The fire started about 5.45pm in Ahipara Gumfields Historic Reserve and quickly spread through dry scrub despite the best efforts of multiple crews and six helicopters.
Residents reported seeing flames as high as 40m as the blaze crept through scrub and towards homes.
About 40 properties on Reef View and Wharo Way were evacuated by police as a safety precaution.
Mayor John Carter tonight told the Herald helicopters had been stood down - they can't work in the dark - and it was difficult to know what the fire would do overnight.
If the wind kept pushing the flames towards the village, there was a risk homes could be destroyed.
"The unfortunate consequence ... is that the fire is still spreading."
The fire had grown from an estimated 1.5km to 2km wide in size, he said.
Helicopters will return to work at first light Wednesday morning and fire engines will be on standby in case buildings needed to be protected, he said.

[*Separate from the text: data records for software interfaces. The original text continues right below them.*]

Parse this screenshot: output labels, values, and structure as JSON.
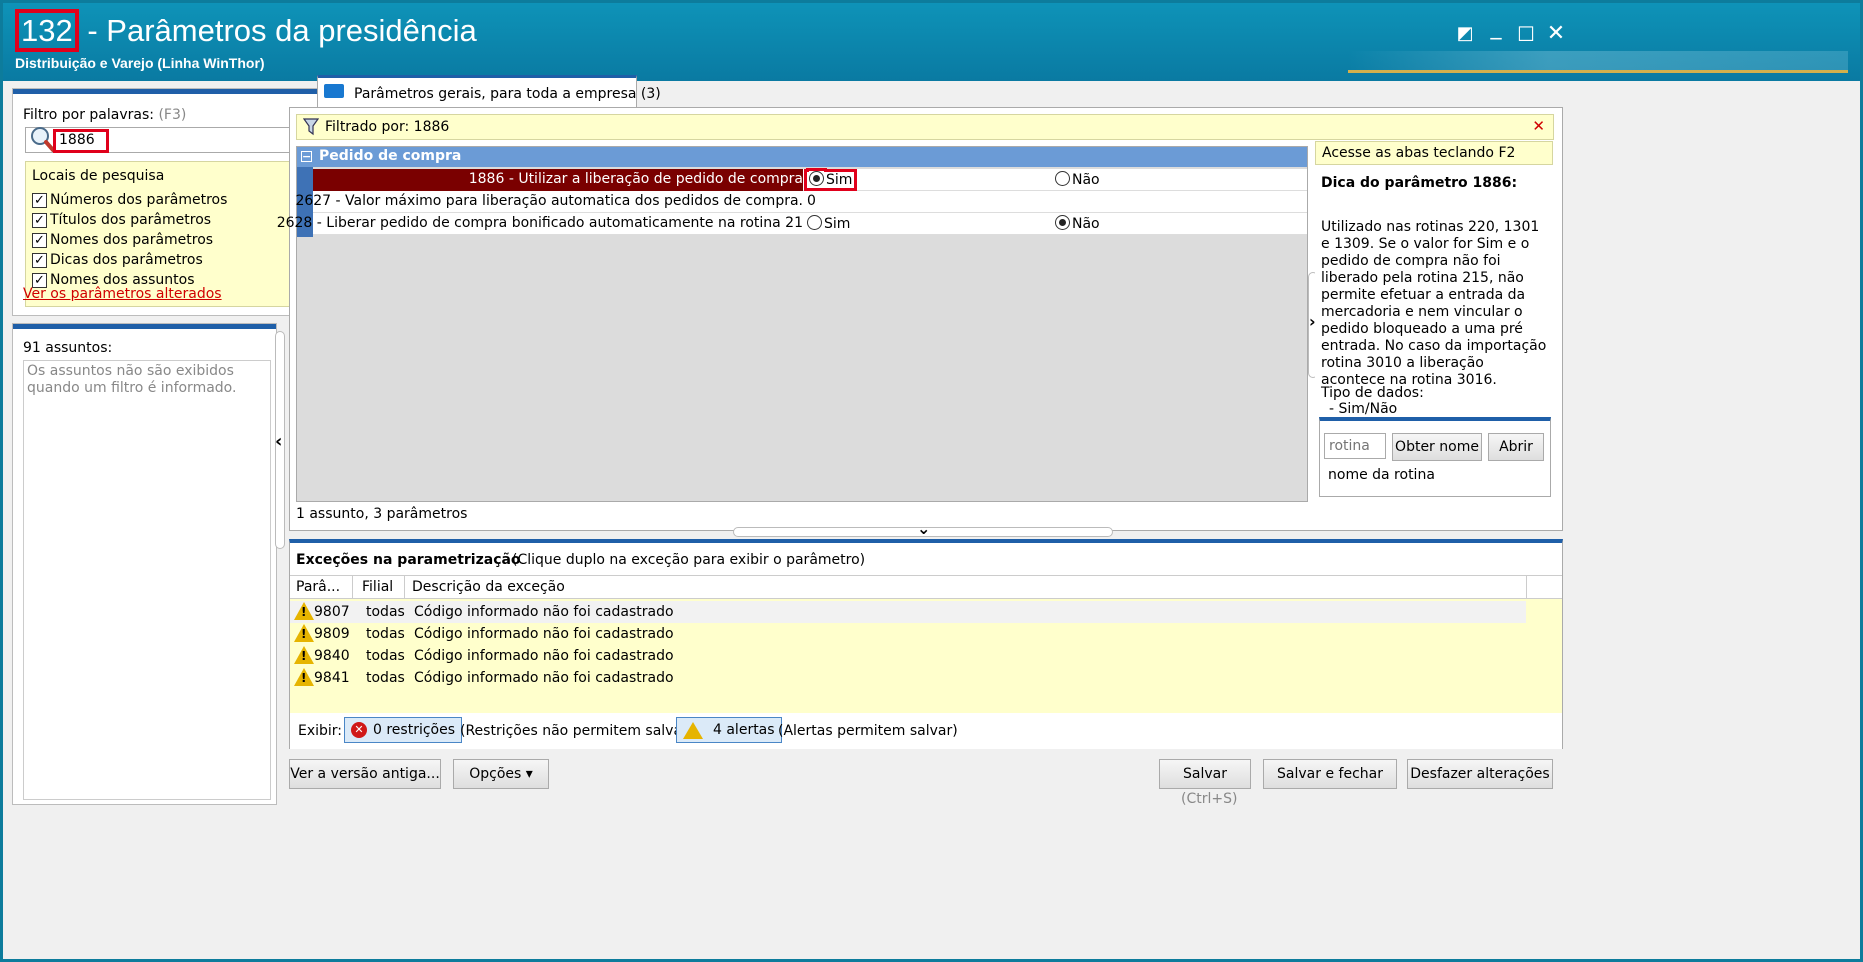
{
  "window": {
    "routine_number": "132",
    "title_rest": " - Parâmetros da presidência",
    "subtitle": "Distribuição e Varejo (Linha WinThor)"
  },
  "titlebar_icons": [
    "restore-icon",
    "minimize-icon",
    "maximize-icon",
    "close-icon"
  ],
  "titlebar_glyphs": {
    "restore": "◩",
    "minimize": "_",
    "maximize": "☐",
    "close": "✕"
  },
  "filter": {
    "label": "Filtro por palavras:",
    "hint": "(F3)",
    "value": "1886",
    "clear": "✕",
    "locations_title": "Locais de pesquisa",
    "collapse_glyph": "︽",
    "locations": [
      {
        "label": "Números dos parâmetros",
        "checked": true
      },
      {
        "label": "Títulos dos parâmetros",
        "checked": true
      },
      {
        "label": "Nomes dos parâmetros",
        "checked": true
      },
      {
        "label": "Dicas dos parâmetros",
        "checked": true
      },
      {
        "label": "Nomes dos assuntos",
        "checked": true
      }
    ],
    "check_glyph": "✓",
    "changed_link": "Ver os parâmetros alterados"
  },
  "subjects": {
    "count_label": "91 assuntos:",
    "note": "Os assuntos não são exibidos quando um filtro é informado."
  },
  "tab": {
    "label": "Parâmetros gerais, para toda a empresa  (3)"
  },
  "filterbar": {
    "text": "Filtrado por: 1886",
    "close": "✕"
  },
  "grid": {
    "group": "Pedido de compra",
    "expand_glyph": "−",
    "rows": [
      {
        "name": "1886 - Utilizar a liberação de pedido de compra",
        "type": "radio",
        "yes": "Sim",
        "no": "Não",
        "selected": "Sim"
      },
      {
        "name": "2627 - Valor máximo para liberação automatica dos pedidos de compra.",
        "type": "value",
        "value": "0"
      },
      {
        "name": "2628 - Liberar pedido de compra bonificado automaticamente na rotina 21",
        "type": "radio",
        "yes": "Sim",
        "no": "Não",
        "selected": "Não"
      }
    ],
    "status": "1 assunto, 3 parâmetros"
  },
  "hint": {
    "tip": "Acesse as abas teclando F2",
    "title": "Dica do parâmetro 1886:",
    "body": "Utilizado nas rotinas 220, 1301 e 1309. Se o valor for Sim e o pedido de compra não foi liberado pela rotina 215, não permite efetuar a entrada da mercadoria e nem vincular o pedido bloqueado a uma pré entrada. No caso da importação rotina 3010 a liberação acontece na rotina 3016.",
    "type_label": "Tipo de dados:",
    "type_value": "- Sim/Não",
    "routine_placeholder": "rotina",
    "get_name_button": "Obter nome",
    "open_button": "Abrir",
    "routine_name": "nome da rotina"
  },
  "splitter_glyphs": {
    "left": "‹",
    "right": "›",
    "down": "⌄"
  },
  "exceptions": {
    "title": "Exceções na parametrização",
    "subtitle": "(Clique duplo na exceção para exibir o parâmetro)",
    "columns": [
      "Parâ...",
      "Filial",
      "Descrição da exceção"
    ],
    "rows": [
      {
        "param": "9807",
        "branch": "todas",
        "description": "Código informado não foi cadastrado"
      },
      {
        "param": "9809",
        "branch": "todas",
        "description": "Código informado não foi cadastrado"
      },
      {
        "param": "9840",
        "branch": "todas",
        "description": "Código informado não foi cadastrado"
      },
      {
        "param": "9841",
        "branch": "todas",
        "description": "Código informado não foi cadastrado"
      }
    ],
    "show_label": "Exibir:",
    "restrictions_chip": "0 restrições",
    "restrictions_note": "(Restrições não permitem salvar)",
    "alerts_chip": "4 alertas",
    "alerts_note": "(Alertas permitem salvar)"
  },
  "footer": {
    "old_version": "Ver a versão antiga...",
    "options": "Opções ▾",
    "save": "Salvar",
    "save_shortcut": "(Ctrl+S)",
    "save_close": "Salvar e fechar",
    "undo": "Desfazer alterações"
  },
  "colors": {
    "titlebar": "#0a7aa2",
    "highlight_red": "#e0001b",
    "selected_row": "#7a0000",
    "group_header": "#6b9bd6",
    "info_yellow": "#ffffcc",
    "accent_blue": "#1f5fa8"
  }
}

He described the scene as "pretty horrendous" and said some residents were apprehensive about leaving their homes.
"Some didn't want to evacuate, understandably, they wanted to be there to try and protect their homes. There is a ... great deal of anxiety and concern."
Carter said two evacuation centres had been set up - at the local rugby club and marae - to help anyone in need.
About 20 adults and 10 children, some in PJs and clutching cuddly toys, are at Ahipara Rugby Club at 10.30pm on Tuesday.
A band of volunteers, many associated with the club, are preparing food.
Members of Te Rarawa, the local iwi, are on their way with fruit and vegetables from their market gardens, while Civil Defence is on the way with mattresses.
Club volunteers are waiting to hear whether the campground at Te Kohanga (Shipwreck Bay) will be evacuated. If it is, that will bring another 200 people.
Dave Clark, who has a section on Wharo Way, said firefighters made sure everyone was removed from the area.
The fire was burning towards the top of the hill behind them but it appeared to be spreading downwards towards the coast.
Clark described the fire, which was mostly burning through native bush, as massive and said he had never seen anything like it before.
Clark said helicopters were picking up water from the ocean and dumping it on the fire. He said there hadn't been much rain in the area recently and conditions were pretty dry.
Another resident, Justin Edgecombe, said the fire was being fuelled by strong winds.
"It's a massive, big scrub fire coming over the hill from behind [Ahipara]," he told the Herald.
"Where I was looking at it, I was a long away but the flames looked likely there were probably 30m, 40m in the air."
Local resident Teuri Reihana, who filmed the fire from the beach earlier in the evening, said smoke from the fire was "extremely thick".
"It's one of the biggest fires I have seen up here.
"It was so thick you couldn't see the mountain which was only 400m away."
Reihana said it showed no signs of slowing down and remained visible later in the evening.
"I live two kilometres away and I can see the flames clearly from my house."
Additional reporting: Peter de Graaf and Julia Gabel